DATA SHOWN:
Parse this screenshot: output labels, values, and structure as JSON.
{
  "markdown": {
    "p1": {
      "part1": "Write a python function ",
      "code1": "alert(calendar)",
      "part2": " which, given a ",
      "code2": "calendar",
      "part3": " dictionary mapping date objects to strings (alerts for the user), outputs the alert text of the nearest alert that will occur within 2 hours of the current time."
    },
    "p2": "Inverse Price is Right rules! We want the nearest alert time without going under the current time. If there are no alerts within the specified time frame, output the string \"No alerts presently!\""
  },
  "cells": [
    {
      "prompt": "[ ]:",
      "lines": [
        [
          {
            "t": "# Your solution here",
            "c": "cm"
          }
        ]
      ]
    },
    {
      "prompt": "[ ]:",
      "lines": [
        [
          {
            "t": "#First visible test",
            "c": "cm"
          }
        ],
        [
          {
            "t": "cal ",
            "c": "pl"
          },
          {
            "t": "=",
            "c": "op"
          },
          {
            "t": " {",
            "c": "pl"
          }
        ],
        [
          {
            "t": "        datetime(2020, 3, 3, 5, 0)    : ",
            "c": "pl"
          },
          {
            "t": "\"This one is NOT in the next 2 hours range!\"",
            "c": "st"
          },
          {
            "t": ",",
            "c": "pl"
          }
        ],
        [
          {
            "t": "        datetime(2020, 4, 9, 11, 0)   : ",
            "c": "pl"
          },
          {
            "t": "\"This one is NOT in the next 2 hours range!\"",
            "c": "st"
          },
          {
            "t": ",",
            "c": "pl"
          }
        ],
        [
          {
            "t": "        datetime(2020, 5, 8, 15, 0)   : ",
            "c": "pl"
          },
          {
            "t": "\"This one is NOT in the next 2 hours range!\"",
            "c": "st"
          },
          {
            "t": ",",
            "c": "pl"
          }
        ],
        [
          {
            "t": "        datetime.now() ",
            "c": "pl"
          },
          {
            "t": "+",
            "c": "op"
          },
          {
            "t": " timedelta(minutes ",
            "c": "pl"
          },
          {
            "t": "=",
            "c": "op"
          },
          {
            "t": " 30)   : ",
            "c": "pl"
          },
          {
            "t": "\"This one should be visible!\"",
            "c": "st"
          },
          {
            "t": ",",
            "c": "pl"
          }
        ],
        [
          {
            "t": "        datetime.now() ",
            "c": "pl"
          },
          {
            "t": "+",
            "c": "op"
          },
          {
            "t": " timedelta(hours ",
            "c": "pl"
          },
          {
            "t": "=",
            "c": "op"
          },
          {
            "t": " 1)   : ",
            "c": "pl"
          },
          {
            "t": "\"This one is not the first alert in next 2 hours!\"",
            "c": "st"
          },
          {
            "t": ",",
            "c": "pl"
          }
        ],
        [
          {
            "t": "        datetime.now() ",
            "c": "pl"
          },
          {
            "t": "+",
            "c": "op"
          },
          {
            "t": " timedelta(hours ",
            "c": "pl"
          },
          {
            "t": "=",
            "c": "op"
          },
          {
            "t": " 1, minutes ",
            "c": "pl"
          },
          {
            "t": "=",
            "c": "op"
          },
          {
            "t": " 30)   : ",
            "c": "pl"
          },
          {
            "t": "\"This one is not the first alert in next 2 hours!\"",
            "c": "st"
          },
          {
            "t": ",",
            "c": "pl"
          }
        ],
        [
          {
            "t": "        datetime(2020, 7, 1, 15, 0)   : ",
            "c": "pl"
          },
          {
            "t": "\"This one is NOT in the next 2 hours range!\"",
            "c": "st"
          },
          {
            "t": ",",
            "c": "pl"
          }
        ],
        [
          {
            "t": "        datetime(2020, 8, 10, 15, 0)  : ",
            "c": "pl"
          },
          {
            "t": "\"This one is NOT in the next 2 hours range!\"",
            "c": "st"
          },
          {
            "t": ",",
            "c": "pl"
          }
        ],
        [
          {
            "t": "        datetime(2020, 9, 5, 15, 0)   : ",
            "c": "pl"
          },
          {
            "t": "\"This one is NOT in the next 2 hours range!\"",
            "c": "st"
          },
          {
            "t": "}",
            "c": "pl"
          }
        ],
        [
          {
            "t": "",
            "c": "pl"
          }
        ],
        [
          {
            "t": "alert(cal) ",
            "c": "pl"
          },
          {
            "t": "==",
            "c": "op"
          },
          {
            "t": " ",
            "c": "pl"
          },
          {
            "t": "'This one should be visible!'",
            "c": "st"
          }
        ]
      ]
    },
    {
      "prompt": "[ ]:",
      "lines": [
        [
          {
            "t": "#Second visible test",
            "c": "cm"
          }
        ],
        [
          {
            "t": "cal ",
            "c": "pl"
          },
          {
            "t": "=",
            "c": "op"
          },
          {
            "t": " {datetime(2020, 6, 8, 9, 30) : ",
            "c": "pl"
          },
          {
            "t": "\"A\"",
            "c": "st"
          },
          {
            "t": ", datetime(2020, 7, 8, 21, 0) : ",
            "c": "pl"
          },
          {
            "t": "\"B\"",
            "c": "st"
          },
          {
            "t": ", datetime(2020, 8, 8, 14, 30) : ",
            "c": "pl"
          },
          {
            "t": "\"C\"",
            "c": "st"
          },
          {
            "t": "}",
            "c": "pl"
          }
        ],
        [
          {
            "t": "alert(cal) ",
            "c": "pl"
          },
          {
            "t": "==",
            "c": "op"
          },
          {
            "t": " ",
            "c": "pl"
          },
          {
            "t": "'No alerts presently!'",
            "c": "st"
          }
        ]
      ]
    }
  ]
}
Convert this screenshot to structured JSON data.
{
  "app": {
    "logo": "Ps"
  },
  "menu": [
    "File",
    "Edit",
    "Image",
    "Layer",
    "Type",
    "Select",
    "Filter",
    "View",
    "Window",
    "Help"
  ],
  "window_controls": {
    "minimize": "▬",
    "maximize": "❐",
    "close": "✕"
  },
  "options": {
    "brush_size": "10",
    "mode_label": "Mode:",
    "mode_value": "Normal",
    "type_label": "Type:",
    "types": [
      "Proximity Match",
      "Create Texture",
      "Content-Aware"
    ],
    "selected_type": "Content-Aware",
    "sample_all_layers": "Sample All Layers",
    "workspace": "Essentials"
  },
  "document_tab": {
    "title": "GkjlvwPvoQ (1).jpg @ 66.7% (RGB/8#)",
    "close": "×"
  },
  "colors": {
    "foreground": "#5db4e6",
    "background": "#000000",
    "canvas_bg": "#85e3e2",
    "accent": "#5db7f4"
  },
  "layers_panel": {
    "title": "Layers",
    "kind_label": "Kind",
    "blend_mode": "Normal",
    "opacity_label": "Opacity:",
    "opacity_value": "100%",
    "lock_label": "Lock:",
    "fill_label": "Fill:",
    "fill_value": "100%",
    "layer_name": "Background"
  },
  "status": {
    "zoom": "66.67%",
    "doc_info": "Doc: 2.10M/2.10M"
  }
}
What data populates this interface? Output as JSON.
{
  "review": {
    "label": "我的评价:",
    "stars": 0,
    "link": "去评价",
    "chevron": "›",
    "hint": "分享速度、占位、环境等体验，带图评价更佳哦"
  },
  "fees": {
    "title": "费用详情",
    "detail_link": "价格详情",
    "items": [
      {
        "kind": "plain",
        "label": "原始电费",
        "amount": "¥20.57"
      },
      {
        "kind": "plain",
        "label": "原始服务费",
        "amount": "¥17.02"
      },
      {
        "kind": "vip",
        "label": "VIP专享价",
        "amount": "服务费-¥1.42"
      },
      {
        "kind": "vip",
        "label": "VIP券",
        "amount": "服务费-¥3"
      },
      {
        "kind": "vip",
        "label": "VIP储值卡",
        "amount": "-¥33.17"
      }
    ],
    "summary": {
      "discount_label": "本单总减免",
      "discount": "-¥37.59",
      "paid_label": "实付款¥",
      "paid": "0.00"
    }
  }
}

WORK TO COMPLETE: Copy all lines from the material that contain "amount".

SOLUTION TO THIS PROBLEM:
        "amount": "¥20.57"
        "amount": "¥17.02"
        "amount": "服务费-¥1.42"
        "amount": "服务费-¥3"
        "amount": "-¥33.17"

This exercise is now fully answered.